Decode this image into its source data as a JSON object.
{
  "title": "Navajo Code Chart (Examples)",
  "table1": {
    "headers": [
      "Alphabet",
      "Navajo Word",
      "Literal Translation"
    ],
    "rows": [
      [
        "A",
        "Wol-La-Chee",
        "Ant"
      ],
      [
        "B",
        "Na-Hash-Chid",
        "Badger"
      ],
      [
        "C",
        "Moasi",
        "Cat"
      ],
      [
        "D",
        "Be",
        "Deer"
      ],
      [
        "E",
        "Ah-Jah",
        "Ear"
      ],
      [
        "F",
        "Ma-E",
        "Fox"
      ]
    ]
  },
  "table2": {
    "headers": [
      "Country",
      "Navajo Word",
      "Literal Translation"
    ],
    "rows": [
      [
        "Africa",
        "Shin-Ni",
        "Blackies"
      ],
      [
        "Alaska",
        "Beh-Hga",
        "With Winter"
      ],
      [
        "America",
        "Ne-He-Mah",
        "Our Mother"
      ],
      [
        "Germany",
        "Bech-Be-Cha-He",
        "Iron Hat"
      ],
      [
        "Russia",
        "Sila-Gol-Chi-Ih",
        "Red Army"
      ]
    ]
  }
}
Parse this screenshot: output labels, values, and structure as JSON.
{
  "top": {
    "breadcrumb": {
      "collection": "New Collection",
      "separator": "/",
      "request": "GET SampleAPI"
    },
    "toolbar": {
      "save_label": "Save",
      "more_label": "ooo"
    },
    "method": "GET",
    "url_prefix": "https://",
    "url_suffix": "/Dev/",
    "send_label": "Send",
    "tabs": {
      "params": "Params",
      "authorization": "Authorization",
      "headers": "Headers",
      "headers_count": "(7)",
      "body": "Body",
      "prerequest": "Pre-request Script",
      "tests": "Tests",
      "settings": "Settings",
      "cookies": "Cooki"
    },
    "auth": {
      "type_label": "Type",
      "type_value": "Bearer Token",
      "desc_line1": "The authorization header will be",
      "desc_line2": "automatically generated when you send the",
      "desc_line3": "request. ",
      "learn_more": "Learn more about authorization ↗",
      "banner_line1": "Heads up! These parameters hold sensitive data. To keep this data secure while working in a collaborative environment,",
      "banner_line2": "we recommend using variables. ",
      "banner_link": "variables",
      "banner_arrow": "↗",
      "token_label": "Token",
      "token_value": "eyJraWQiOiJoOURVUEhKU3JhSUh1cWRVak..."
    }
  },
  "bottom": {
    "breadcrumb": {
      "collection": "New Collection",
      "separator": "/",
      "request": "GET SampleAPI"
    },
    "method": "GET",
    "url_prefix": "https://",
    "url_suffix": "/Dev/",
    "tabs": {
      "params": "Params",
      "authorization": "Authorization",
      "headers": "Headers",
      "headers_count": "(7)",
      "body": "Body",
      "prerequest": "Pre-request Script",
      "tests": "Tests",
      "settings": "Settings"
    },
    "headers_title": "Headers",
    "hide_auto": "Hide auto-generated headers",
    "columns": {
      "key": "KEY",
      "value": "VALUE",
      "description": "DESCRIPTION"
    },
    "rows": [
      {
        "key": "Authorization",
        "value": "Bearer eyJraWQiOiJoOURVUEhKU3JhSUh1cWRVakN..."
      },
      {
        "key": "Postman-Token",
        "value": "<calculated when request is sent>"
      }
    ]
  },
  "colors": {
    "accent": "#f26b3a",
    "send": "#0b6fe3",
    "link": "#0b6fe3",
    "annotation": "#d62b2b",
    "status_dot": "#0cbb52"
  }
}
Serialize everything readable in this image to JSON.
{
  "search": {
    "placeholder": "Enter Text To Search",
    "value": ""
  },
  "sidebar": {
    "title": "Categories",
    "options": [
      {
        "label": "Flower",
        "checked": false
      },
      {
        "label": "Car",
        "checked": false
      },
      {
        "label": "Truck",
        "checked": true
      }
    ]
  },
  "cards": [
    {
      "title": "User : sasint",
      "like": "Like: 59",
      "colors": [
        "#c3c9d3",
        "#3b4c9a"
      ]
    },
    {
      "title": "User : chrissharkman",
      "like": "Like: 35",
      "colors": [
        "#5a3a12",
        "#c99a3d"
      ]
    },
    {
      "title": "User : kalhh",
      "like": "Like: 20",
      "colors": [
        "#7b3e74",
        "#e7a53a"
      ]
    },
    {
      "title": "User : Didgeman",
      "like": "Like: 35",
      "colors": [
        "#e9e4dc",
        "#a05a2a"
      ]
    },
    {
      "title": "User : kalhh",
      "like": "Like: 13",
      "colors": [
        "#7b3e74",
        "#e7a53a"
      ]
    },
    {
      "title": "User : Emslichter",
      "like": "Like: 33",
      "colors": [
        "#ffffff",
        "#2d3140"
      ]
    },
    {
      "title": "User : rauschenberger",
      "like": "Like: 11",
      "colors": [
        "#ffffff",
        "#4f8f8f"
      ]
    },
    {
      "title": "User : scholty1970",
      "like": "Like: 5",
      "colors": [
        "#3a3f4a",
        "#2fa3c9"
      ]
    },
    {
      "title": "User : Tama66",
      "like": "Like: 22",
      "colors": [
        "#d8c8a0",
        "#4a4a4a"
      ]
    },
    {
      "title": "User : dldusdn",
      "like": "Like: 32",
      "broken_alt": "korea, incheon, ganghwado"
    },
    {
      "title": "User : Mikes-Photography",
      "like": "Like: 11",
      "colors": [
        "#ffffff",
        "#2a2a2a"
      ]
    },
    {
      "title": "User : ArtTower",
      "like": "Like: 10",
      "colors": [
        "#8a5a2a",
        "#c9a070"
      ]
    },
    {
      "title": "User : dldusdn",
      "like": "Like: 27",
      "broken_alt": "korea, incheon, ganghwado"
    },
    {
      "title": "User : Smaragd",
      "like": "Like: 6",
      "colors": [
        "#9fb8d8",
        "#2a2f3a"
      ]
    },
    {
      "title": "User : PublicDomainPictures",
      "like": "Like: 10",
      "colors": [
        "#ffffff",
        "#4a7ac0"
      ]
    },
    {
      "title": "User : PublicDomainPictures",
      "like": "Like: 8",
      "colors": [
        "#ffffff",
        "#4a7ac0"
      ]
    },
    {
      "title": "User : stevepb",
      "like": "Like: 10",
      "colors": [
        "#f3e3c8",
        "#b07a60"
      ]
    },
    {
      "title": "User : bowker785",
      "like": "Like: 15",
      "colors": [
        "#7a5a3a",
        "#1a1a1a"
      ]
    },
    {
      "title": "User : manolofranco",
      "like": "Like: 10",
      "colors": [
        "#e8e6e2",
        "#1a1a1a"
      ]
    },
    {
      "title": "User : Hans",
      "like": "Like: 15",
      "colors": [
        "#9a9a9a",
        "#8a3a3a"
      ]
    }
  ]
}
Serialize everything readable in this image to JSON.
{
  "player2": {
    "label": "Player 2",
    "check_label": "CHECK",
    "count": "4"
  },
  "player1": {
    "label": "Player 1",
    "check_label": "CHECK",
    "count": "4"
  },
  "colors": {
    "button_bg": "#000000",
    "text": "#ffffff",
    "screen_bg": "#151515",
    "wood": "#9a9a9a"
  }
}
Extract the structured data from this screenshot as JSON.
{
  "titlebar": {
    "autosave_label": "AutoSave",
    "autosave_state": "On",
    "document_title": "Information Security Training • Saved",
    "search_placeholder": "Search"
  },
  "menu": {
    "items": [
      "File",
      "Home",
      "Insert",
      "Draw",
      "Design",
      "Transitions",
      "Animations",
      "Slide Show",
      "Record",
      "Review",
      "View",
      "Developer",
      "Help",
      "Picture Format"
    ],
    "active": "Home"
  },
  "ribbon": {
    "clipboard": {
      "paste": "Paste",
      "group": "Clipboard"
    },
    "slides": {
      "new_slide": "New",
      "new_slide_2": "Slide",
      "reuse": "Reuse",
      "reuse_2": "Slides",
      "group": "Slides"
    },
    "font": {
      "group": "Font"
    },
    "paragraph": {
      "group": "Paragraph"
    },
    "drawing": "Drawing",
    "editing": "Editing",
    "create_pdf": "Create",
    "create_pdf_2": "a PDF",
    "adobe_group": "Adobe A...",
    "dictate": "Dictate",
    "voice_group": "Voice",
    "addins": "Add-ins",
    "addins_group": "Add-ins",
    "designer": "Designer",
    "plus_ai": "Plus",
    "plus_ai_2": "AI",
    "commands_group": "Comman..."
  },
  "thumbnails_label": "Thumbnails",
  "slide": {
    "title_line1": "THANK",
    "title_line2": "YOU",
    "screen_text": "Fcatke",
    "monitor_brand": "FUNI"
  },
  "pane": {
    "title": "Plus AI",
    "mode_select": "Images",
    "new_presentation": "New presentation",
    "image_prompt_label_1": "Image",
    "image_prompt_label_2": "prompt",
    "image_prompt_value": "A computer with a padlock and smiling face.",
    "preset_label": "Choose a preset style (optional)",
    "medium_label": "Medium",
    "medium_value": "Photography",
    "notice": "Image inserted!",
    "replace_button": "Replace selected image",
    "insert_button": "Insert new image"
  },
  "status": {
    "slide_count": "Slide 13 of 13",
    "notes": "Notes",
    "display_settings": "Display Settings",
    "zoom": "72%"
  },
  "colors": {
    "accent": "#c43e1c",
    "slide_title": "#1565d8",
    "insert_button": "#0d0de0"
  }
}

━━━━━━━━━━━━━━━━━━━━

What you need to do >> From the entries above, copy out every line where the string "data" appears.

Reply >>
Decode this image into its source data as a JSON object.
      "banner_line1": "Heads up! These parameters hold sensitive data. To keep this data secure while working in a collaborative environment,",
Extract the structured data from this screenshot as JSON.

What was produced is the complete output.